Unlike the federal FOIA, West Virginia's Freedom of Information Act has no provisions for administrative appeals. Since the request for records must be made to the agency's chief executive — "the elected or appointed official charged with administering a public body," W. Va. Code § 29B-1-3(2) — there usually is no practical avenue for informal administrative appeals.
In 1993 the Open Meetings Act was amended to permit the courts to order the governing body to pay the "necessary attorney fees and expenses" of persons bringing suit under the statute if (a) the court entered an order compelling compliance or enjoining noncompliance with the statute, or annulling a decision made in violation of the act; and (b) the court finds the governing body "intentionally violated the provisions" of the statute. W. Va. Code § 6-9A-6(7).
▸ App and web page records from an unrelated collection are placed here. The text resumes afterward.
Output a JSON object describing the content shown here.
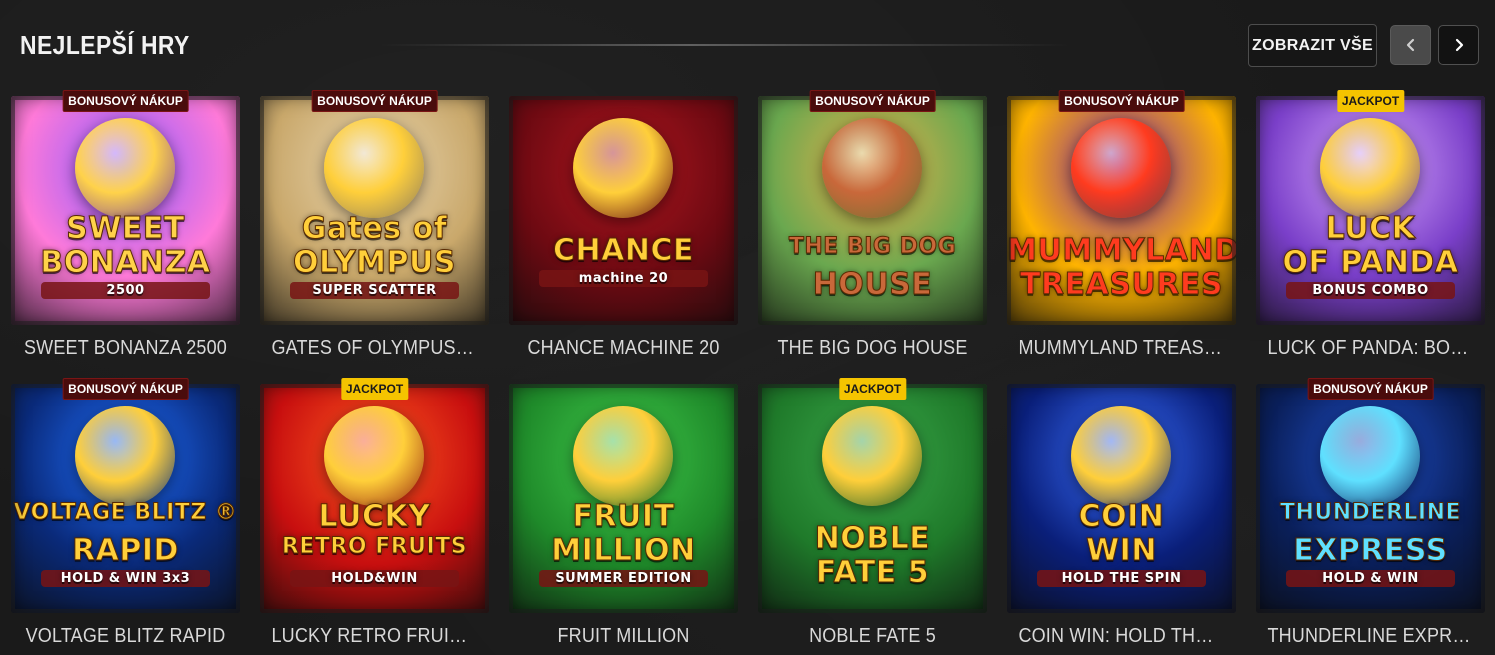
{
  "section": {
    "title": "NEJLEPŠÍ HRY",
    "show_all_label": "ZOBRAZIT VŠE",
    "prev_icon": "chevron-left-icon",
    "next_icon": "chevron-right-icon"
  },
  "badges": {
    "bonus": "BONUSOVÝ NÁKUP",
    "jackpot": "JACKPOT"
  },
  "games": [
    {
      "name": "SWEET BONANZA 2500",
      "badge": "BONUSOVÝ NÁKUP",
      "badge_type": "bonus",
      "logo": [
        "SWEET",
        "BONANZA",
        "2500"
      ],
      "colors": [
        "#ff7ad9",
        "#8a5cff",
        "#ffd24a"
      ]
    },
    {
      "name": "GATES OF OLYMPUS SUPER...",
      "badge": "BONUSOVÝ NÁKUP",
      "badge_type": "bonus",
      "logo": [
        "Gates of",
        "OLYMPUS",
        "SUPER SCATTER"
      ],
      "colors": [
        "#c9a86b",
        "#e8d5b0",
        "#ffcf3a"
      ]
    },
    {
      "name": "CHANCE MACHINE 20",
      "badge": "",
      "badge_type": "",
      "logo": [
        "CHANCE",
        "machine 20"
      ],
      "colors": [
        "#6e0a12",
        "#b0151f",
        "#ffcf3a"
      ]
    },
    {
      "name": "THE BIG DOG HOUSE",
      "badge": "BONUSOVÝ NÁKUP",
      "badge_type": "bonus",
      "logo": [
        "THE BIG DOG",
        "HOUSE"
      ],
      "colors": [
        "#6aa84f",
        "#e8b04a",
        "#c9683a"
      ]
    },
    {
      "name": "MUMMYLAND TREASURES",
      "badge": "BONUSOVÝ NÁKUP",
      "badge_type": "bonus",
      "logo": [
        "MUMMYLAND",
        "TREASURES"
      ],
      "colors": [
        "#ffb400",
        "#7a1fb0",
        "#ff3b1f"
      ]
    },
    {
      "name": "LUCK OF PANDA: BONUS C...",
      "badge": "JACKPOT",
      "badge_type": "jackpot",
      "logo": [
        "LUCK",
        "OF PANDA",
        "BONUS COMBO"
      ],
      "colors": [
        "#7a3fc9",
        "#d9a8ff",
        "#ffcf3a"
      ]
    },
    {
      "name": "VOLTAGE BLITZ RAPID",
      "badge": "BONUSOVÝ NÁKUP",
      "badge_type": "bonus",
      "logo": [
        "VOLTAGE BLITZ ®",
        "RAPID",
        "HOLD & WIN 3x3"
      ],
      "colors": [
        "#0a2a7a",
        "#1f6fff",
        "#ffcf3a"
      ]
    },
    {
      "name": "LUCKY RETRO FRUITS HOL...",
      "badge": "JACKPOT",
      "badge_type": "jackpot",
      "logo": [
        "LUCKY",
        "RETRO FRUITS",
        "HOLD&WIN"
      ],
      "colors": [
        "#c80f0f",
        "#ff5a1f",
        "#ffcf3a"
      ]
    },
    {
      "name": "FRUIT MILLION",
      "badge": "",
      "badge_type": "",
      "logo": [
        "FRUIT",
        "MILLION",
        "SUMMER EDITION"
      ],
      "colors": [
        "#1f8a2a",
        "#3fc94a",
        "#ffcf3a"
      ]
    },
    {
      "name": "NOBLE FATE 5",
      "badge": "JACKPOT",
      "badge_type": "jackpot",
      "logo": [
        "NOBLE",
        "FATE 5"
      ],
      "colors": [
        "#1f7a2a",
        "#3aa84a",
        "#ffcf3a"
      ]
    },
    {
      "name": "COIN WIN: HOLD THE SPIN",
      "badge": "",
      "badge_type": "",
      "logo": [
        "COIN",
        "WIN",
        "HOLD THE SPIN"
      ],
      "colors": [
        "#0a1f7a",
        "#3a6fff",
        "#ffcf3a"
      ]
    },
    {
      "name": "THUNDERLINE EXPRESS: H...",
      "badge": "BONUSOVÝ NÁKUP",
      "badge_type": "bonus",
      "logo": [
        "THUNDERLINE",
        "EXPRESS",
        "HOLD & WIN"
      ],
      "colors": [
        "#0a1f5a",
        "#1f4fc9",
        "#5fe0ff"
      ]
    }
  ]
}
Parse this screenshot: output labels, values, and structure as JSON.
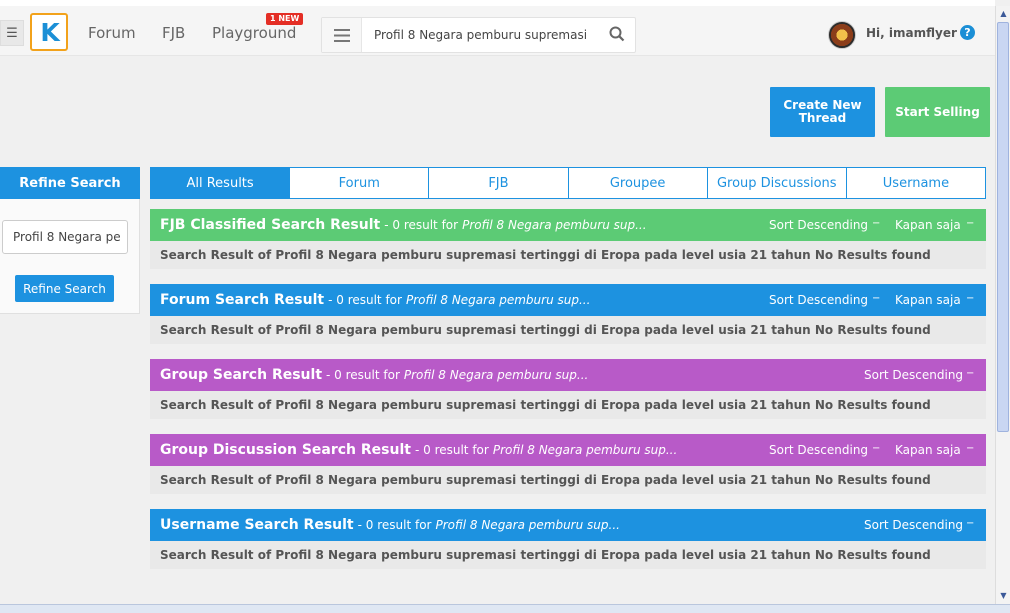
{
  "header": {
    "nav": [
      "Forum",
      "FJB",
      "Playground"
    ],
    "badge": "1 NEW",
    "search_value": "Profil 8 Negara pemburu supremasi te",
    "greeting": "Hi, imamflyer",
    "help": "?",
    "logo": "K"
  },
  "actions": {
    "create_label": "Create New Thread",
    "sell_label": "Start Selling"
  },
  "sidebar": {
    "title": "Refine Search",
    "input_value": "Profil 8 Negara pe",
    "button_label": "Refine Search"
  },
  "tabs": [
    "All Results",
    "Forum",
    "FJB",
    "Groupee",
    "Group Discussions",
    "Username"
  ],
  "sections": [
    {
      "title": "FJB Classified Search Result",
      "count": "- 0 result for",
      "query": "Profil 8 Negara pemburu sup...",
      "sort": "Sort Descending",
      "time": "Kapan saja",
      "message": "Search Result of Profil 8 Negara pemburu supremasi tertinggi di Eropa pada level usia 21 tahun No Results found",
      "color": "#5ccb75"
    },
    {
      "title": "Forum Search Result",
      "count": "- 0 result for",
      "query": "Profil 8 Negara pemburu sup...",
      "sort": "Sort Descending",
      "time": "Kapan saja",
      "message": "Search Result of Profil 8 Negara pemburu supremasi tertinggi di Eropa pada level usia 21 tahun No Results found",
      "color": "#1d92e0"
    },
    {
      "title": "Group Search Result",
      "count": "- 0 result for",
      "query": "Profil 8 Negara pemburu sup...",
      "sort": "Sort Descending",
      "message": "Search Result of Profil 8 Negara pemburu supremasi tertinggi di Eropa pada level usia 21 tahun No Results found",
      "color": "#b85ac8"
    },
    {
      "title": "Group Discussion Search Result",
      "count": "- 0 result for",
      "query": "Profil 8 Negara pemburu sup...",
      "sort": "Sort Descending",
      "time": "Kapan saja",
      "message": "Search Result of Profil 8 Negara pemburu supremasi tertinggi di Eropa pada level usia 21 tahun No Results found",
      "color": "#b85ac8"
    },
    {
      "title": "Username Search Result",
      "count": "- 0 result for",
      "query": "Profil 8 Negara pemburu sup...",
      "sort": "Sort Descending",
      "message": "Search Result of Profil 8 Negara pemburu supremasi tertinggi di Eropa pada level usia 21 tahun No Results found",
      "color": "#1d92e0"
    }
  ]
}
In West Virginia, there is very little, if any history of reporters being fined for failure to comply with a subpoena. There is no specific cap on such fines, and there is no statute or caselaw specifically addressing contempt proceedings where a reporter refuses to comply with a subpoena.
The Open Meetings Act does not require any formal written notice be given before a public agency may go into executive session. Before a regular, special or emergency meeting can be closed, the presiding officer of the governing body must first identify the authorization under the statute for holding an executive session and present the issue to the governing body and to the general public. The governing body must approve of the closure by majority vote. W. Va. Code § 6-9A-4.
The Freedom of Information Act applies to "any other body . . . which is primarily funded by [a] state or local authority." In 4-H Road Community Association v. W. Va. University Foundation, 182 W. Va.
The FOIA confers on the court "jurisdiction to enjoin the custodian or public body from withholding records and to order the production of any records improperly withheld from the person seeking disclosure." W. Va. Code § 29B-1-5(2). The statute also authorizes the court to enter a declaratory judgment that establishes patterns for future access.
The West Virginia Open Governmental Proceedings Act, specifically W.Va. Code § 6-9A-7 provides for both civil and criminal penalties for noncompliance. Subsection (a) provides that any person who is a member of a public or governmental body required to conduct open meetings under the Act who willfully and knowingly violates the Act's provisions is guilty of a misdemeanor and is subject to a fine of not more than five hundred dollars. Second or subsequent offenses also constitute misdemeanors for which a minimum fine of not less than one hundred nor more than one thousand may be imposed.